Lawyers for the racetrack owners have been told that the council is making efforts to bring the matter to the town hall’s strategic planning committee on that date.

The request was made by the Markaz El Tathgheef el-Eslami (MTE) group, owner of the site since 2017 in July 2020.

To that newspaper, a town hall spokesman did not confirm the date but said the council was “under discussion” and was then working to hear the request.

In May, MTE accused the Barnet Council of breaking equality law in the way it handled the app.

The council fervently denied this, saying at the time: “We are proud of the strong faith communities that inhabit Barnet and all support in a culture of harmony and respect.

“The board worked closely with the applicant throughout the planning process.”

Lawyers for MTE cited “religious discrimination” which they said caused the delays, and said it was treated differently because it was a Muslim group.

The town hall said this was not the case and claims to have treated the request fairly.

Ali Madani, of the Faiths Forum for London, said: “It was as if we were being treated less favorably than the church which had used the Hippodrome for 10 years before it was bought by the Markaz.

“It is fantastic news that the board has now set a date for the decision.”

Religious leaders and community groups have supported MTE – most recently, individuals including neighboring rabbis Miriam Berger and Joshua Levy participated in a video for the Barnet Chooses Love campaign showing their support.

Mike Freer MP is among those who criticized an anonymous poster campaign targeting MTE.

It is not a mosque and MTE believes its use should fall under the existing building permit. This approval dates back to 2007, and indicates that the building can be used “like a church to enrich the community with programs for children, the unemployed, the elderly, etc.” “, And” to organize concerts, conferences, theater and dance festivals “.

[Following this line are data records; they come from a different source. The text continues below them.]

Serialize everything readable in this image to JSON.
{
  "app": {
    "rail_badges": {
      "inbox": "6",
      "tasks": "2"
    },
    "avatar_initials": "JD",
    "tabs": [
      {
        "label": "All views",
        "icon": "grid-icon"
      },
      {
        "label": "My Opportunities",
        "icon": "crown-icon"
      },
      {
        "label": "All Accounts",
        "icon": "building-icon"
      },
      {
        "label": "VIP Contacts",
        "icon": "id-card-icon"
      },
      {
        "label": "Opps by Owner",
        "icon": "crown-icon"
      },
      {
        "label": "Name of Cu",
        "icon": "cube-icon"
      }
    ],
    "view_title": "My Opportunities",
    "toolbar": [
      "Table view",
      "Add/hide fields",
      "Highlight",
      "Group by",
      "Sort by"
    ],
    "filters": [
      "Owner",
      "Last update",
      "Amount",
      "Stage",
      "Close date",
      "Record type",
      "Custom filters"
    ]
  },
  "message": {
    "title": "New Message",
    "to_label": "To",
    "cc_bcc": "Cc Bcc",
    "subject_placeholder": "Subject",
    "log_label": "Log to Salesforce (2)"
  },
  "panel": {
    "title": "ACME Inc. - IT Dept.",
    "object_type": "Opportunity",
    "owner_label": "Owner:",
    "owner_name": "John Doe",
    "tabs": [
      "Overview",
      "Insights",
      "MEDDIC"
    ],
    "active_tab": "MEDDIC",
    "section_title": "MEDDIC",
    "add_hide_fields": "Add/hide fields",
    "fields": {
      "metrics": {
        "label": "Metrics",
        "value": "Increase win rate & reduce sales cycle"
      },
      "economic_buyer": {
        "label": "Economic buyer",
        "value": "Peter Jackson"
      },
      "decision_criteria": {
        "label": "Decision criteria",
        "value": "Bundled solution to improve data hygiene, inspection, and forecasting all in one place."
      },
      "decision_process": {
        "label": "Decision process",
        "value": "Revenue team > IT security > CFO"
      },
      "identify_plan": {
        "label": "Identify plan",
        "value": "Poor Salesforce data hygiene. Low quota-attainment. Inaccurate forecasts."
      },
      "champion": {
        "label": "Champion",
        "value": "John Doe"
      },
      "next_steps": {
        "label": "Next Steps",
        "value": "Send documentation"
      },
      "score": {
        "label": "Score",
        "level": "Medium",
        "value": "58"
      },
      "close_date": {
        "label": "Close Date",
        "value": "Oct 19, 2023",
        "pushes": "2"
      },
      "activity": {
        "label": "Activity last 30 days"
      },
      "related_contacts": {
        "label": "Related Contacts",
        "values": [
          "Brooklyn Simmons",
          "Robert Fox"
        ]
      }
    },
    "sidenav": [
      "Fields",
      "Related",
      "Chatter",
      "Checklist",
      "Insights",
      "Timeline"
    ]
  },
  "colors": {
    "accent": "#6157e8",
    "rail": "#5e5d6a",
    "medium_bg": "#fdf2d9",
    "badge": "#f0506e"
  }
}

The town hall disagreed and took enforcement action against MTE in 2019. After discussions, MTE learned that submitting a new planning request may be a faster way to resolve the issue. rather than wait for a public planning inquiry that was delayed pandemic.